Task details:
Among the entries, find the lines with the string "Alice" and report them.

Excerpted records:
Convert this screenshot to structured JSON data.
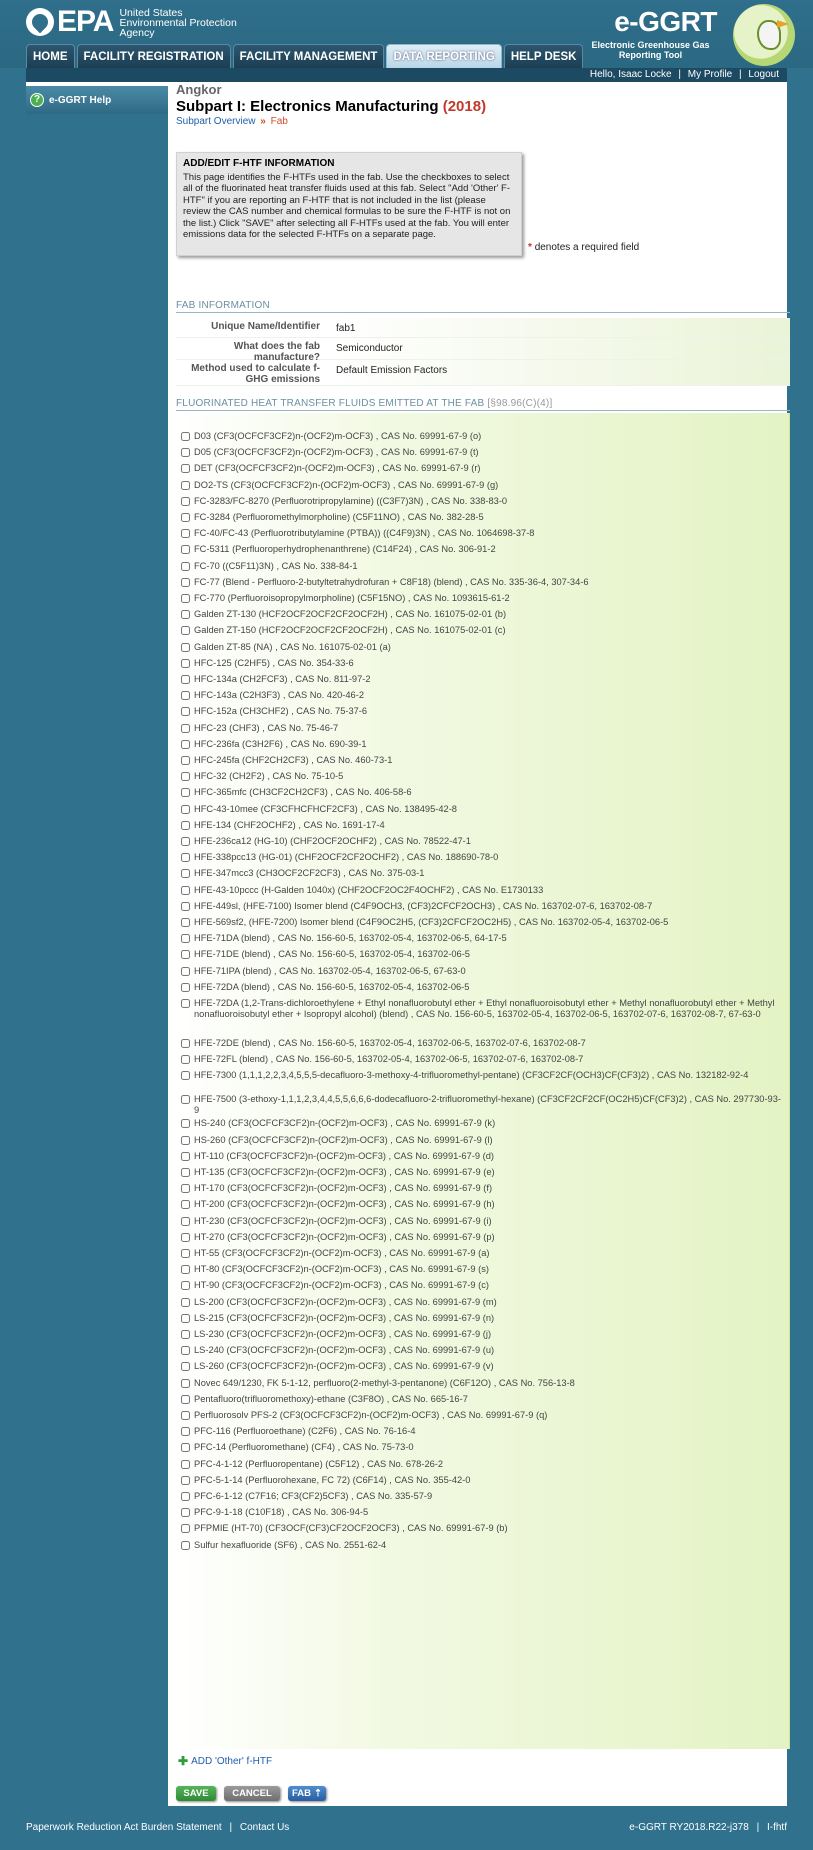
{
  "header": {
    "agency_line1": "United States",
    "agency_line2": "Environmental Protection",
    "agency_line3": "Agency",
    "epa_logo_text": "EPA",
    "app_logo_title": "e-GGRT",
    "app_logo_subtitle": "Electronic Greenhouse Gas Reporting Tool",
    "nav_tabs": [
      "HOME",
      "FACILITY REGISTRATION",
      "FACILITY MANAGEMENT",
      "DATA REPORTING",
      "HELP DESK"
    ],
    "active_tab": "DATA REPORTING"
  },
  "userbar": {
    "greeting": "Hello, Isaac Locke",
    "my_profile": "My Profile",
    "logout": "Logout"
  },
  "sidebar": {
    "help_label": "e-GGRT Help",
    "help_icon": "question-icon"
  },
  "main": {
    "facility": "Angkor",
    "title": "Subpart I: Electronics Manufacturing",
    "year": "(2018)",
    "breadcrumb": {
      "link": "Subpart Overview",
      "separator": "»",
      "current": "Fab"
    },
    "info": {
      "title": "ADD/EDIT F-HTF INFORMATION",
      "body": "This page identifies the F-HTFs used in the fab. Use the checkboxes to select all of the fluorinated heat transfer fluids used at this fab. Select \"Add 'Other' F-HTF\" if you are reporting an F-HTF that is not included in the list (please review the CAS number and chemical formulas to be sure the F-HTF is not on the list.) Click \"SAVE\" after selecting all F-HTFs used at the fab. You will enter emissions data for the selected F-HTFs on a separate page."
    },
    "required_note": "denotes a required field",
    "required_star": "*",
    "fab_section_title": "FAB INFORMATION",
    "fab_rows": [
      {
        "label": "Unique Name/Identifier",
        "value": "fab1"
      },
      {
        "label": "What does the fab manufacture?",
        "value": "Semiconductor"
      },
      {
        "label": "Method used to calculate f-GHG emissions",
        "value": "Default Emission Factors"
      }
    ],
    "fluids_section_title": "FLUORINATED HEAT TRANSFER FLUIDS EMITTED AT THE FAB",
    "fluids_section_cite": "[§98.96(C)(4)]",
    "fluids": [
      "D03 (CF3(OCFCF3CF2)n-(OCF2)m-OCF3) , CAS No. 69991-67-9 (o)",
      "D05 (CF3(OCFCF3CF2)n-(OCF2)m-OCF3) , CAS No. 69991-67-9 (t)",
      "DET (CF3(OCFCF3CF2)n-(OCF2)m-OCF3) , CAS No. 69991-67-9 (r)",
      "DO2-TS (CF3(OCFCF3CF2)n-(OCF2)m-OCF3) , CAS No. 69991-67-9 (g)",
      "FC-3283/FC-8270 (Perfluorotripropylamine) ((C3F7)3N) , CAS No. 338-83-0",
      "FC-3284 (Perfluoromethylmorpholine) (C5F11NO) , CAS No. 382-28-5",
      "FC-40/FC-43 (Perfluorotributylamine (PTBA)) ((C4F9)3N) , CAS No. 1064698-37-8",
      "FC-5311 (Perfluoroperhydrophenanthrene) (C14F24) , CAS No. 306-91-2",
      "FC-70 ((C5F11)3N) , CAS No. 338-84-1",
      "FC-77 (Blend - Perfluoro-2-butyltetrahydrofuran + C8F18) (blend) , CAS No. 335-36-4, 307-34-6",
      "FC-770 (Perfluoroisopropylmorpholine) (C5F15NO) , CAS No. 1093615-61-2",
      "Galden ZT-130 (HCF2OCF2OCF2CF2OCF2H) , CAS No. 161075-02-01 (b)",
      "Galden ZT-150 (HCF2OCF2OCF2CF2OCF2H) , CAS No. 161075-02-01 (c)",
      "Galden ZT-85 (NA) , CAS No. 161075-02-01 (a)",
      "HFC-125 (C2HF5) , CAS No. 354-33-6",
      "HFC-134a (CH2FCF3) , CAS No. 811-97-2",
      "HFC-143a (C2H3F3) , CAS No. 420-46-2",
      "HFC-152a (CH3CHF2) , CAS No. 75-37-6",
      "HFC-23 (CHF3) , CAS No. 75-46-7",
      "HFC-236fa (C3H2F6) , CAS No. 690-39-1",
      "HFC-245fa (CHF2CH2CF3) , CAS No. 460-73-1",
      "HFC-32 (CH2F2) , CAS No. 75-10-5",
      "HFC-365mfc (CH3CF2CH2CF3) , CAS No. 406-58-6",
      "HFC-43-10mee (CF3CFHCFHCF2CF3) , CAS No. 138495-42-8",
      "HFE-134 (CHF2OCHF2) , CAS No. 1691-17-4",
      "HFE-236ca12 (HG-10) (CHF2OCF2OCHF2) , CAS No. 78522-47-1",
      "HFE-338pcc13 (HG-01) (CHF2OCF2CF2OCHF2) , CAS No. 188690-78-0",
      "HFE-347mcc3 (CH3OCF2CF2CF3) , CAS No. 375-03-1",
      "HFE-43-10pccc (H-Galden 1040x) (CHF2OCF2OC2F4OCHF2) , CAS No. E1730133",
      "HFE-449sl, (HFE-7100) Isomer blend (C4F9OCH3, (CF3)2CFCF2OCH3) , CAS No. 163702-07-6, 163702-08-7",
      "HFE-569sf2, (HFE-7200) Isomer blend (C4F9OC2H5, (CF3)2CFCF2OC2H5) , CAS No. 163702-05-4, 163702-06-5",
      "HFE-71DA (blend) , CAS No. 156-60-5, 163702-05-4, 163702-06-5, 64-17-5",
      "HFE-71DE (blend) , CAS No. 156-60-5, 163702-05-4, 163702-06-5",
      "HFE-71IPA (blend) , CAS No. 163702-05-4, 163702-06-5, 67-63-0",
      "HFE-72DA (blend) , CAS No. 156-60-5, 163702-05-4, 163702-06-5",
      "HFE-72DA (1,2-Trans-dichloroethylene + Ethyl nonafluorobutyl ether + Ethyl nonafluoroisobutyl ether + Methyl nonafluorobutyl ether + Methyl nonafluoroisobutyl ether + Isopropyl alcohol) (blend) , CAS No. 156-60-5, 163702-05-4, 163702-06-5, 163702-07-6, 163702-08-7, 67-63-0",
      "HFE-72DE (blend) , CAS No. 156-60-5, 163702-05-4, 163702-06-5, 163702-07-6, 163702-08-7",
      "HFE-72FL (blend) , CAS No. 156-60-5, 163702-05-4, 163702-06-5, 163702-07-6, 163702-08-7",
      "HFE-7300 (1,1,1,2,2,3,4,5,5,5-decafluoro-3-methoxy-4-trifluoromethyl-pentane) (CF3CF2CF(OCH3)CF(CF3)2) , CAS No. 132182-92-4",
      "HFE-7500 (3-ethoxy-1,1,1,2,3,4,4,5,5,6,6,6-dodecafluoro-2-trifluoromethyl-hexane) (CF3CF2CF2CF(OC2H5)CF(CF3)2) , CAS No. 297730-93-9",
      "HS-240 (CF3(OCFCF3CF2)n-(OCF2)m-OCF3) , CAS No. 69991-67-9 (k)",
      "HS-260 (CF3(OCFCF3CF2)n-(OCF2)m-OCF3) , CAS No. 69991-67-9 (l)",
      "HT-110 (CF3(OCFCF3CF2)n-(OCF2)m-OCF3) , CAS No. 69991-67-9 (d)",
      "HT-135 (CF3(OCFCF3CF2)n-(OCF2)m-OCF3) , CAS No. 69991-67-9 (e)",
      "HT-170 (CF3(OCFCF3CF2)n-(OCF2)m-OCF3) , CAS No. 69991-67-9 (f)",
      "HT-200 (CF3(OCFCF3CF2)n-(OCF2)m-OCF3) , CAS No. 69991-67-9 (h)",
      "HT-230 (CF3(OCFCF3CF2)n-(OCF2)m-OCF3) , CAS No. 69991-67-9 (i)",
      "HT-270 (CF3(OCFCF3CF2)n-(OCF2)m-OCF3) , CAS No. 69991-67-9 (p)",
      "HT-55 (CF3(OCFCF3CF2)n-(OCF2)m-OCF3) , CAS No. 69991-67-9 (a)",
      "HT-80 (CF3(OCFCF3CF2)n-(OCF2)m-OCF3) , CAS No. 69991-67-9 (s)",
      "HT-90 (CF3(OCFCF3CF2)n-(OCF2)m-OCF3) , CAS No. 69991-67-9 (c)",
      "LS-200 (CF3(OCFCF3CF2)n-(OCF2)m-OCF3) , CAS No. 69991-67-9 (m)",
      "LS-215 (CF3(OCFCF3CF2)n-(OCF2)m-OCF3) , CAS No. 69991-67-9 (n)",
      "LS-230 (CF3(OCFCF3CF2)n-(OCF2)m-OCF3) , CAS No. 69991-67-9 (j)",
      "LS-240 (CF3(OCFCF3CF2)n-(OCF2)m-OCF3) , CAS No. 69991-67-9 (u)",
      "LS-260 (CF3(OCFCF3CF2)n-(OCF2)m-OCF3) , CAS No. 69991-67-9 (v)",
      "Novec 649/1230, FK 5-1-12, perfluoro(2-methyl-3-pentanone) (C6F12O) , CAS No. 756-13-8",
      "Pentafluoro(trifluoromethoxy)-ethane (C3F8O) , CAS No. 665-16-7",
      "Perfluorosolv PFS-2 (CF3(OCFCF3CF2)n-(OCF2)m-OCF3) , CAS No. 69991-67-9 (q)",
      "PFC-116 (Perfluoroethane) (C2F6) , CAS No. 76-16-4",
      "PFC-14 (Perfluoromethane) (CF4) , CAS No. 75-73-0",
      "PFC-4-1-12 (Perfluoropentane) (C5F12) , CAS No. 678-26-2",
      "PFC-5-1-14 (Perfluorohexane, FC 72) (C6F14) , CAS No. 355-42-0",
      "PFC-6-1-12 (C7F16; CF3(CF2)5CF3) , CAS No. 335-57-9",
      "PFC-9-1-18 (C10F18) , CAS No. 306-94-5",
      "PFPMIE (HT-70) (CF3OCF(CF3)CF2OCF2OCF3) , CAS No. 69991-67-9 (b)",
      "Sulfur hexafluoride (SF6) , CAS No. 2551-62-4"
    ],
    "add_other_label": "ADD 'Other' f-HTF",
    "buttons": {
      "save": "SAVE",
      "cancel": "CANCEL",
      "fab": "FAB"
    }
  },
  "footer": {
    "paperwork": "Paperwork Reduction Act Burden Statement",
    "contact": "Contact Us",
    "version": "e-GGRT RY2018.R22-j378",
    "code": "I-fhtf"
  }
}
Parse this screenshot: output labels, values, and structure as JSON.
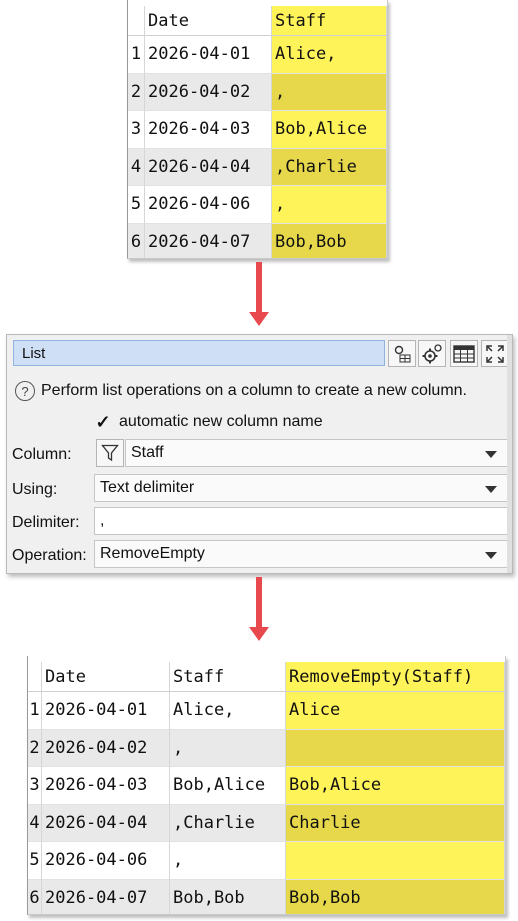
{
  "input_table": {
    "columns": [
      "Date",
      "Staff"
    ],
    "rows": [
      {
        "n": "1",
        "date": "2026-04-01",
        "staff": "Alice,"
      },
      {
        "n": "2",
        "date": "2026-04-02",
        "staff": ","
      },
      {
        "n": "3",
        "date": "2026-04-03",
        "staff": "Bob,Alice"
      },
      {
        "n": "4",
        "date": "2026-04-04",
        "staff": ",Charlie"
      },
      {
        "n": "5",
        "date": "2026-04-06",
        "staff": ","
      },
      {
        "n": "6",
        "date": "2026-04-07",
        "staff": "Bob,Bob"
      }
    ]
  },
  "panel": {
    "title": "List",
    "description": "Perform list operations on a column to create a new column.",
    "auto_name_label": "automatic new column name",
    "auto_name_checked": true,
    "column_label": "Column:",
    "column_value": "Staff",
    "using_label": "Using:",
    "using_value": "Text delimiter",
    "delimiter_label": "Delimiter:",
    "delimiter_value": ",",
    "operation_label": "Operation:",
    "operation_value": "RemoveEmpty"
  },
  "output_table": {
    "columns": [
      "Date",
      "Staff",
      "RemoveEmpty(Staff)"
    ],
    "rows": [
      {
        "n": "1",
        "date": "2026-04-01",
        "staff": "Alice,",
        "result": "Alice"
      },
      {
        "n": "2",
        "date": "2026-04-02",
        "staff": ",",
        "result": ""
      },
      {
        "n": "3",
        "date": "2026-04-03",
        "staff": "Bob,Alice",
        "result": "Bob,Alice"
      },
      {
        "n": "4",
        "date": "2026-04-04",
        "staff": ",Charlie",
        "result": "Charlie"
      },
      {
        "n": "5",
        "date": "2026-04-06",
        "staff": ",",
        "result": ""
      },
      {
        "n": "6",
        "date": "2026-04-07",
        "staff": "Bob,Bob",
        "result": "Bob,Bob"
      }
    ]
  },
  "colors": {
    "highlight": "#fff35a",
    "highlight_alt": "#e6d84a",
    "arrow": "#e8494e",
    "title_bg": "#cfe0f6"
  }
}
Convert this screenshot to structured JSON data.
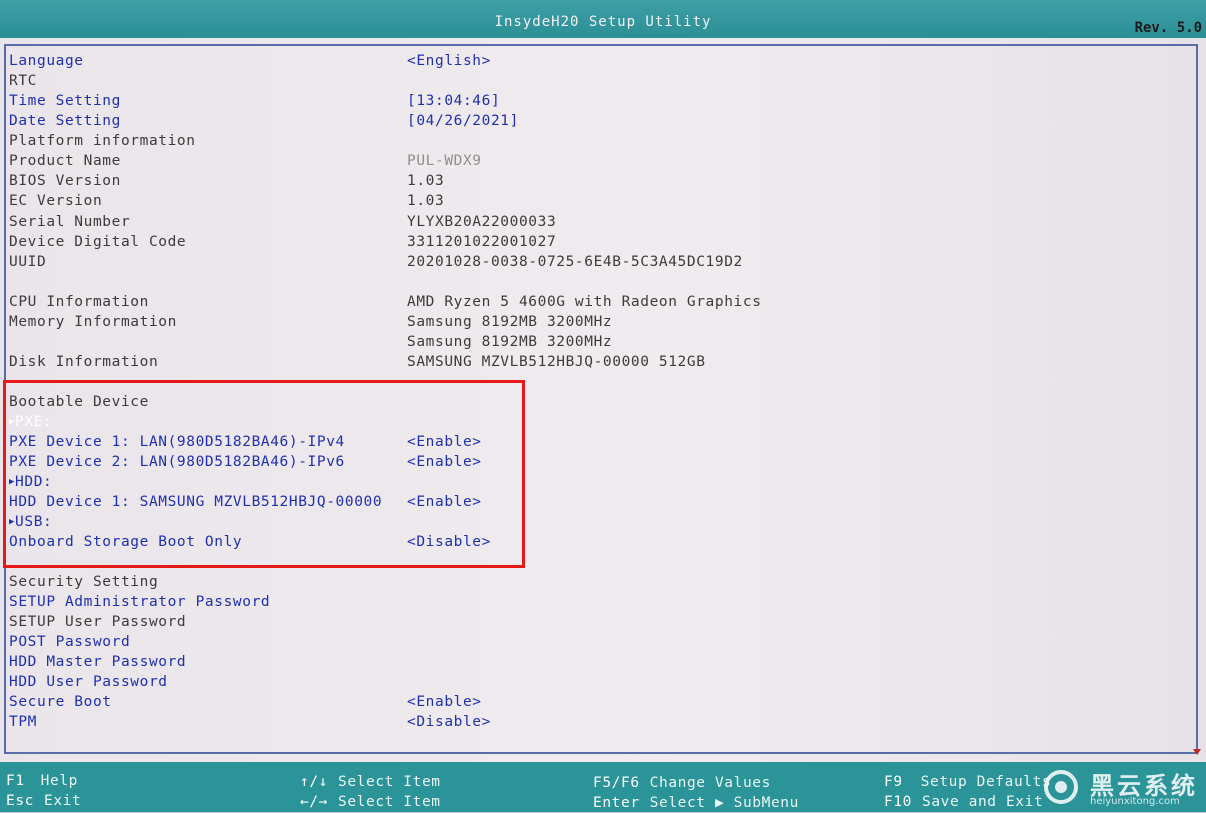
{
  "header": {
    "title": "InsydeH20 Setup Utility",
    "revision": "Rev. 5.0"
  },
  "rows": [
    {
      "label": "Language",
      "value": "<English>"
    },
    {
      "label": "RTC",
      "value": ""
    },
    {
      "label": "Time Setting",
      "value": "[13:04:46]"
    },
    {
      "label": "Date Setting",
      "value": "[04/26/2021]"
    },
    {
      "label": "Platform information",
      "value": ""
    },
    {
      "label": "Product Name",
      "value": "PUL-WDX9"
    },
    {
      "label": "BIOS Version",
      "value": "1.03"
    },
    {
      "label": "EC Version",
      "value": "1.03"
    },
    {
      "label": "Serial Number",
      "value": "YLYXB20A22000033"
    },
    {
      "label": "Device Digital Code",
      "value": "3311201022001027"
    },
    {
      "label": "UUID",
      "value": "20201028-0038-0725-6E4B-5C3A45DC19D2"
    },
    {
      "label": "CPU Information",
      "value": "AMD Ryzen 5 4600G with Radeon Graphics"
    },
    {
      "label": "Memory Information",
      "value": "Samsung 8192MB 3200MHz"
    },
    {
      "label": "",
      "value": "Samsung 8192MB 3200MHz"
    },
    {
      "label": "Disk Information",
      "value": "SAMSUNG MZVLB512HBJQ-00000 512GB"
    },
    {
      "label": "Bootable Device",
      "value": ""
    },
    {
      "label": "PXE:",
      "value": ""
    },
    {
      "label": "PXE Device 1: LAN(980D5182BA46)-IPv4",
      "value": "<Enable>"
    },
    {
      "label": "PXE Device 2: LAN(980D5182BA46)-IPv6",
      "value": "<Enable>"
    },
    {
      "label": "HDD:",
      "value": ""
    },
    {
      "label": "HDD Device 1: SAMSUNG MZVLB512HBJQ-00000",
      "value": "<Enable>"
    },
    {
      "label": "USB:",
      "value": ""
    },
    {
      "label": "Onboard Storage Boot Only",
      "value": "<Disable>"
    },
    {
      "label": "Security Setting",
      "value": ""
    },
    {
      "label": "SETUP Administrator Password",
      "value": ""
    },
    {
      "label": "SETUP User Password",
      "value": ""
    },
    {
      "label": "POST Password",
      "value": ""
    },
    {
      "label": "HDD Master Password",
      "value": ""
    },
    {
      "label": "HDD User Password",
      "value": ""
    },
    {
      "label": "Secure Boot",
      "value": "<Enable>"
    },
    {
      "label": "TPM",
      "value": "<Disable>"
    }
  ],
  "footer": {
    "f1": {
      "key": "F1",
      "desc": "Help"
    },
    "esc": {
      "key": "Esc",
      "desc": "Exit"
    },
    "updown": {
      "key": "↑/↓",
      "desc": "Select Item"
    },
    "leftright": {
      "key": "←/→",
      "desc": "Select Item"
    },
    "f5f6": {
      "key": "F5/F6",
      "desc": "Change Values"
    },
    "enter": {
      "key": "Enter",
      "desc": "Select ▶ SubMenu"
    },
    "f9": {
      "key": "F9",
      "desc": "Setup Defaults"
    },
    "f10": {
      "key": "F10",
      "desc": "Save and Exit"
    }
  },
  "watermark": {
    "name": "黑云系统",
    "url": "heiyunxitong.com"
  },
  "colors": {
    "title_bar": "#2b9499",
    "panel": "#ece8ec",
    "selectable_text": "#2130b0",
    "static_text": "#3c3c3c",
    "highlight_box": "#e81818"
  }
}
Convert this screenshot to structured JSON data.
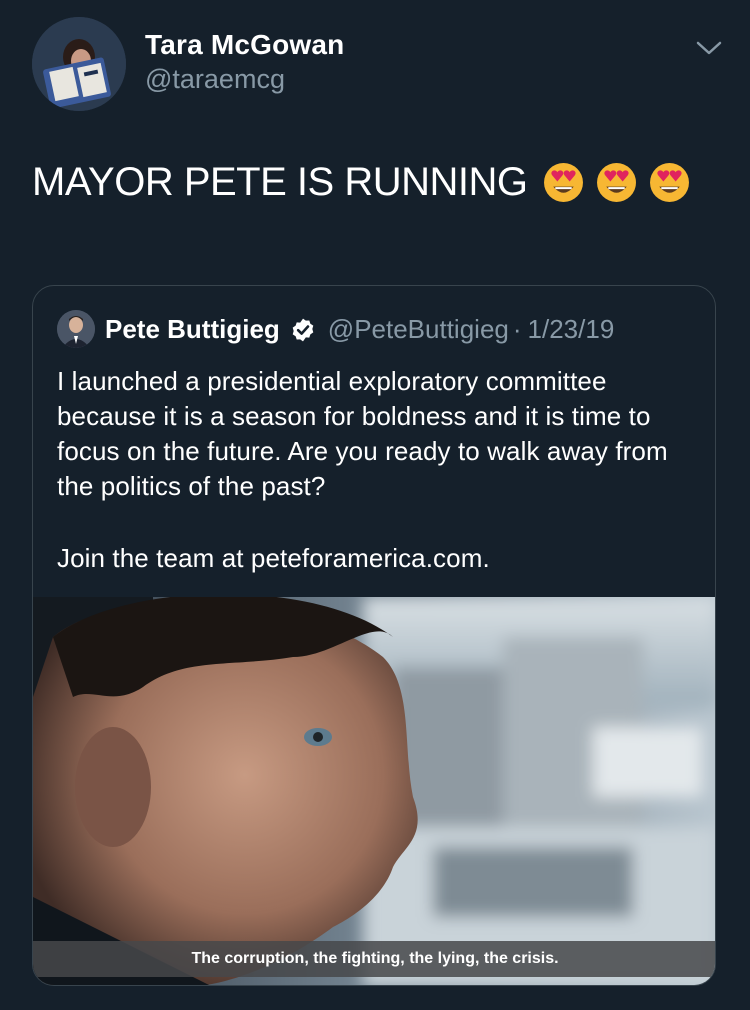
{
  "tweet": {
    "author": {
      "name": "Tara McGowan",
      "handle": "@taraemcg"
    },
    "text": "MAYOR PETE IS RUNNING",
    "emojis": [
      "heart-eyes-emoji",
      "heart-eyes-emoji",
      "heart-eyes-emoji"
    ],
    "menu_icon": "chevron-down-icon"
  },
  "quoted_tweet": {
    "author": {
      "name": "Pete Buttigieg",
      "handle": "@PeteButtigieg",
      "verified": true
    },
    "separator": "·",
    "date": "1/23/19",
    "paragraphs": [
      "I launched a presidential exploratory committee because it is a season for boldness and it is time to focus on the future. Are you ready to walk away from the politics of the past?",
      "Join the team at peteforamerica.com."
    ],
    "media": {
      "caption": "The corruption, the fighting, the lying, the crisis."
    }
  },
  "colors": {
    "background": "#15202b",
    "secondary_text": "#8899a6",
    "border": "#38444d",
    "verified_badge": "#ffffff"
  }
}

Response below:
        "staff": "Alice,"
        "staff": "Bob,Alice"
        "staff": "Alice,",
        "result": "Alice"
        "staff": "Bob,Alice",
        "result": "Bob,Alice"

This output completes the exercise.